__AIM OF THE TASK__. Write out the whole listing exactly as it stands.

__DATA TO USE__.
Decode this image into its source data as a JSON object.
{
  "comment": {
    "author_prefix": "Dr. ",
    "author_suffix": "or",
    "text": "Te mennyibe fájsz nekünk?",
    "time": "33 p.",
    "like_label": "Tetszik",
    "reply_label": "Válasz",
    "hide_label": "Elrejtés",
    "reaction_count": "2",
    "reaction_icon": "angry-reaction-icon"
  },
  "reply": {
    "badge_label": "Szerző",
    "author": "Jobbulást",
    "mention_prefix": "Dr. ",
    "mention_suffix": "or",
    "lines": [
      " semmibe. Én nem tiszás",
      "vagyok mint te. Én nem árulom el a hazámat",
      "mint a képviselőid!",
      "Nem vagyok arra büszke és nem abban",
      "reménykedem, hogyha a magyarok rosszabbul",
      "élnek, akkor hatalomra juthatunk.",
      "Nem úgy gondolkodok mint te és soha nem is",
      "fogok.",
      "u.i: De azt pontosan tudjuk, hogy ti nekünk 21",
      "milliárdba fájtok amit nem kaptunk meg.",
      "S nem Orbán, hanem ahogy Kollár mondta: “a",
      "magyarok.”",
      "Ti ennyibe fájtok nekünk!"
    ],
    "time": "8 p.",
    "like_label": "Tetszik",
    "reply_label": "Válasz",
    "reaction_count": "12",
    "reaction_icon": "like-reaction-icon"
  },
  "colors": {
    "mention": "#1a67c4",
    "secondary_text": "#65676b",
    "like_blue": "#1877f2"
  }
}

__REPLY__.
Decode this image into its source data as a JSON object.
{
  "comment": {
    "author_prefix": "Dr. ",
    "author_suffix": "or",
    "text": "Te mennyibe fájsz nekünk?",
    "time": "33 p.",
    "like_label": "Tetszik",
    "reply_label": "Válasz",
    "hide_label": "Elrejtés",
    "reaction_count": "2",
    "reaction_icon": "angry-reaction-icon"
  },
  "reply": {
    "badge_label": "Szerző",
    "author": "Jobbulást",
    "mention_prefix": "Dr. ",
    "mention_suffix": "or",
    "lines": [
      " semmibe. Én nem tiszás",
      "vagyok mint te. Én nem árulom el a hazámat",
      "mint a képviselőid!",
      "Nem vagyok arra büszke és nem abban",
      "reménykedem, hogyha a magyarok rosszabbul",
      "élnek, akkor hatalomra juthatunk.",
      "Nem úgy gondolkodok mint te és soha nem is",
      "fogok.",
      "u.i: De azt pontosan tudjuk, hogy ti nekünk 21",
      "milliárdba fájtok amit nem kaptunk meg.",
      "S nem Orbán, hanem ahogy Kollár mondta: “a",
      "magyarok.”",
      "Ti ennyibe fájtok nekünk!"
    ],
    "time": "8 p.",
    "like_label": "Tetszik",
    "reply_label": "Válasz",
    "reaction_count": "12",
    "reaction_icon": "like-reaction-icon"
  },
  "colors": {
    "mention": "#1a67c4",
    "secondary_text": "#65676b",
    "like_blue": "#1877f2"
  }
}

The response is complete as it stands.